. . . to whom you are married. Good idea? Let us discuss.
M and I work at the same law firm. And attended the same law school. And the same undergrad, which is where we met. At this point, our resumes look so much alike that a person could be forgiven for thinking we were actually the same human. (On paper, that is. If you can’t tell us apart in real life, we need to have a conversation called “Boys and Girls: Differences That Further the Human Race”).
We’ve traveled similar paths because we like a lot of the same things: intellectual stimulation, cities, sunshine. And obviously, we like each other . . . which is the reason we’re still married after a summer of studying for the bar in a one-bedroom apartment with no air conditioning. But when you like someone a lot (looooove them, even) things can get a little confusing when you get to be together all the time. When you work in the same building, with the same friends, and motor there every day in the same car.
I think it’s kind of like the first night you stayed up later than your parents and realized there was an entire pint of Ben & Jerry’s just waiting in the freezer to see what kind of bad decisions you’d make.

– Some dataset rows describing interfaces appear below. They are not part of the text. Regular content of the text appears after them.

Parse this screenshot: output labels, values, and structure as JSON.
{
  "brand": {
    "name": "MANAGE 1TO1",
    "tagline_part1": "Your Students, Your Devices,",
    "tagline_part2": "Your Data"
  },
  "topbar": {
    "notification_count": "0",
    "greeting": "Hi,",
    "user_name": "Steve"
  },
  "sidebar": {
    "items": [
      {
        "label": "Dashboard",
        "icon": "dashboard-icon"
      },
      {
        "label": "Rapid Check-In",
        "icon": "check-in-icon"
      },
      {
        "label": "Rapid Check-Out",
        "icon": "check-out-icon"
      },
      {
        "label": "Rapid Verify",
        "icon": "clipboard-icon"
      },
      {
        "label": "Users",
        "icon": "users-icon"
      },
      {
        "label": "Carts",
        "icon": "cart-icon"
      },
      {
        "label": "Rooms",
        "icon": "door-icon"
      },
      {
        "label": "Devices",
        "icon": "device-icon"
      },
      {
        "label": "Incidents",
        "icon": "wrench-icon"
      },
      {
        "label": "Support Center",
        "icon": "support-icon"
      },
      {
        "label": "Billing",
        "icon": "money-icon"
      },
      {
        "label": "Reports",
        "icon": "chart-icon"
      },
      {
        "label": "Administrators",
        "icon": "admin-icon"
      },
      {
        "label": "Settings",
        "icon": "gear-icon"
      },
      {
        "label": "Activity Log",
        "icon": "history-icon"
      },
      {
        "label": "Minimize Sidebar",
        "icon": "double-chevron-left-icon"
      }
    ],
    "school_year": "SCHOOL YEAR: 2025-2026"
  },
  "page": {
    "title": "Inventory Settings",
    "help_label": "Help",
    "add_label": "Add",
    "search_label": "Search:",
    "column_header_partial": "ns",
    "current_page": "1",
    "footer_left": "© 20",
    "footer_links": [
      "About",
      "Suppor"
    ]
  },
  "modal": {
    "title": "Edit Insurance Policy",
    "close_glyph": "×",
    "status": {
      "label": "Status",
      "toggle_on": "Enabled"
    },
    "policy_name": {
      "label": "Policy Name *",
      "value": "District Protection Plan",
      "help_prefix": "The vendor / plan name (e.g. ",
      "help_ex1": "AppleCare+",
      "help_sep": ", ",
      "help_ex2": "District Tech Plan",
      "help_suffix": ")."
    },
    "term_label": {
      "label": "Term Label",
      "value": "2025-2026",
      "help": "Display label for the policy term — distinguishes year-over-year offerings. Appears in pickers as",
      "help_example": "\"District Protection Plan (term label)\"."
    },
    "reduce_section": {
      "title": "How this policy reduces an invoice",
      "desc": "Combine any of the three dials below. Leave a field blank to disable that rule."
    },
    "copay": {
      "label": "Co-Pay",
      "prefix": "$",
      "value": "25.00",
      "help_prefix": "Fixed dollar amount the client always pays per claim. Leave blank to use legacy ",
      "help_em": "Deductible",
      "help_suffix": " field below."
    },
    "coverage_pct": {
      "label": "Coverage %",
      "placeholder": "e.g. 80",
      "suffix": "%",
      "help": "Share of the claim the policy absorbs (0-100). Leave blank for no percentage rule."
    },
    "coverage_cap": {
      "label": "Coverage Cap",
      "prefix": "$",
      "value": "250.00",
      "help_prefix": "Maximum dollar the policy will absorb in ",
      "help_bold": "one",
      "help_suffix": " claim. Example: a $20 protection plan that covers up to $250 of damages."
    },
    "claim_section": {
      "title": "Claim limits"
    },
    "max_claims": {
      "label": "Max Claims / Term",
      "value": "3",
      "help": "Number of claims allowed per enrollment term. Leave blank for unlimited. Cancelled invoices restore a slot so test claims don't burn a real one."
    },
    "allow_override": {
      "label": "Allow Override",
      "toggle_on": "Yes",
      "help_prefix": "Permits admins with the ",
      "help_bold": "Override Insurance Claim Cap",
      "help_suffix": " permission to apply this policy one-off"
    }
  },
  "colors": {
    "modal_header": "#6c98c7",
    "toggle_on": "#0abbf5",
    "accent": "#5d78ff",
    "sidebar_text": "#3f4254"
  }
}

You made them, of course, thinking with every sweet, brittle, Cherry Garcia chunk that you were being delivered unto a realm beyond. And then you woke up at 4am and hung on the side of the bathtub and questioned everything you ever knew.

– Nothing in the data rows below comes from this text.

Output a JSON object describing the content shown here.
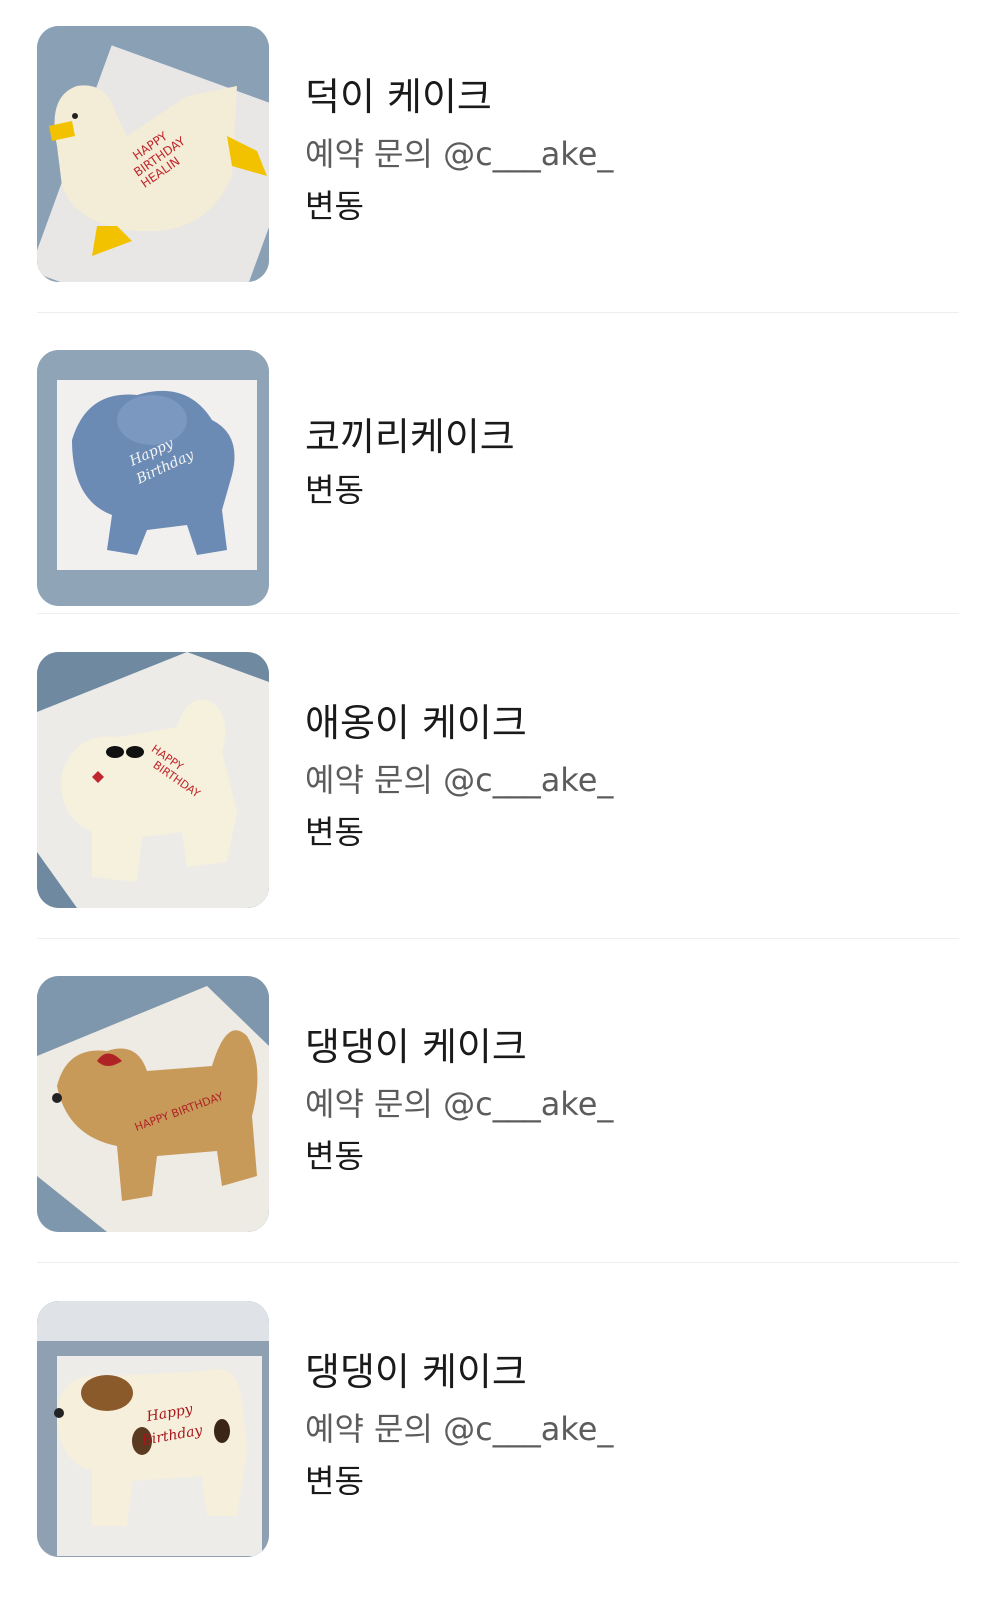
{
  "menu_items": [
    {
      "title": "덕이 케이크",
      "subtitle": "예약 문의 @c___ake_",
      "price": "변동",
      "image": "duck-cake-photo"
    },
    {
      "title": "코끼리케이크",
      "subtitle": "",
      "price": "변동",
      "image": "elephant-cake-photo"
    },
    {
      "title": "애옹이 케이크",
      "subtitle": "예약 문의 @c___ake_",
      "price": "변동",
      "image": "cat-cake-photo"
    },
    {
      "title": "댕댕이 케이크",
      "subtitle": "예약 문의 @c___ake_",
      "price": "변동",
      "image": "puppy-cake-photo"
    },
    {
      "title": "댕댕이 케이크",
      "subtitle": "예약 문의 @c___ake_",
      "price": "변동",
      "image": "spotted-dog-cake-photo"
    }
  ],
  "colors": {
    "title_text": "#1a1a1a",
    "subtitle_text": "#5c5c5c",
    "divider": "#eeeeee",
    "photo_background": "#8ea4b7"
  }
}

Love can be like that. You can O.D. on being around your favorite person, no matter how much you’re obsessed with their existence. That’s why the strongest relationships are formed between two people who have intense lives of their own. How fast the magic can fade when the words “Tell me about your day!” disappear on your lips, because . . . you already know! You know everything.
The key, I think, is to recreate yourself often enough that they can’t know, not everything. You have to be a surprise to yourself, and to do that, you must have time to yourself. You fall in love over wine and disastrous kayak trips and borrowed suit coats, but you also fall in love alone. “Is he thinking of me?” as you pull paint across a canvas. “I wonder what he’s doing,” as you lie in shavasana. “I can’t wait to tell him about this,” as you push a tiny child in a swing away from you, with your whole strength. You can create something new in the space that’s left when you step apart, even for a little while.
Not easy, but every time I’ve been brave enough to try: so, so worth it. He is the place of ultimate comfort, and therefore the last place I want to be lazy.